Frustration Over Outdated Broadband Speed Commitments and Rising PricesBroadband comparison site Broadband Genie has today revealed more than half (55%) of Brits surveyed in its latest poll say the absolute minimum broadband speed should be more than 10Mb, raising concerns over the government’s announcement for a new Universal Service Obligation (USO) to provide broadband speeds of at least 10Mb.

Rob Hilborn, head of strategy at Broadband Genie, says: “With the explosion of popularity in HD streaming and other bandwidth-heavy services, consumers expect high speed and stable broadband as standard. However, it’s important to remember the USO being proposed is in place to avoid issues where slow speeds lead to social exclusion, and arguably 10Mb should be sufficient to avoid this.

“But technology is developing incredibly fast, meaning we could have a situation where we’ve got an out of date law in only a few years. The government needs to ensure we’re deploying a future proof solution for areas with poor broadband, and not just one that meets today’s requirements.”

Respondents were also asked who they think should be responsible for funding improvements to rural broadband. 32% said the government, 31% believe it is up to telecom network operators and 28% think it should be the broadband ISPs. The remaining 9% say the onus should be on the individuals who would directly benefit from upgrades.
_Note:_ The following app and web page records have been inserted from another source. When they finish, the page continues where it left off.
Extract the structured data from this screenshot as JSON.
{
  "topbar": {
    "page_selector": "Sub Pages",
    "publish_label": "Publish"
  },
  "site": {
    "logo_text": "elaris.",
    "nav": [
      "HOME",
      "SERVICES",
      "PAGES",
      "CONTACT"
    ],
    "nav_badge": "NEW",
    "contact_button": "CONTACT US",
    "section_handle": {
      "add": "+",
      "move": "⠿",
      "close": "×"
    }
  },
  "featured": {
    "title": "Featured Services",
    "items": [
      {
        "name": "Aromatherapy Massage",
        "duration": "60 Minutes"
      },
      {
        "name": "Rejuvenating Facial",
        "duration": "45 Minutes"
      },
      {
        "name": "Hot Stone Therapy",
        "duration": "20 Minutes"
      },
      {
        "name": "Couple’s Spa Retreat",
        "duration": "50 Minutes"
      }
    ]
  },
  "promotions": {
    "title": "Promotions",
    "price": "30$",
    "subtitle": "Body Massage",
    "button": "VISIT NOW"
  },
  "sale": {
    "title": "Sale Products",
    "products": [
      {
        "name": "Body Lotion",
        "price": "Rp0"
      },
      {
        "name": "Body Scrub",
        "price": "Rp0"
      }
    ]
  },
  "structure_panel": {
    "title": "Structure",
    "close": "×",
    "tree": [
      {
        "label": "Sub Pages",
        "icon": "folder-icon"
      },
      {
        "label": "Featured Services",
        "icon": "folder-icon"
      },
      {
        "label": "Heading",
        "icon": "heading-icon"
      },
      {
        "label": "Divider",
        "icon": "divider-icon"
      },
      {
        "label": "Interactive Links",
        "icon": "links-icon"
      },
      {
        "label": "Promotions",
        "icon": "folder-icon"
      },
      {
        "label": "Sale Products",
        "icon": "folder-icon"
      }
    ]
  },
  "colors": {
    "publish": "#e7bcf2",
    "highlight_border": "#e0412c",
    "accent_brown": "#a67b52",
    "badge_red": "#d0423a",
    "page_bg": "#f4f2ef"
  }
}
“Putting the burden on the individual is unfair and will cause a situation where the less well off are priced out of accessing what many would say is a vital utility. At the end of the day, these areas need to be connected to faster broadband and someone is going to have to bite the bullet and pay for it – whether that’s the government, providers, or a combination of both.”

Another concerning finding from the survey is that over half of broadband customers say they’ve experienced at least one price increase in 2015. Broadband pricing has come under the spotlight recently with the Advertising Standards Authority (ASA) criticising how products are advertised [3] and OFCOM reporting that line rental costs have surged since 2010 [4].

“It’s no wonder people are frustrated at the moment. A significant chunk of the population is stuck with slow and inadequate broadband, but at the same time being asked to stump up more cash. We’re leaving many communities and people in the technological dark ages and charging them for the privilege.

“Customers should either renegotiate their current deal if they’re out of contract or look around for something better. Ofcom guidelines state consumers should be notified 30 days before a price increase and given the opportunity to switch without penalty. However many ISPs have built price rises into the contract so we would urge everyone to read the small print before committing to a deal.”

Polly has almost 20 years in the media industry. As Editor of Andover and Villages, she strives to bring the latest and greatest news with a minutes notice. Polly can be contacted via or alternatively called at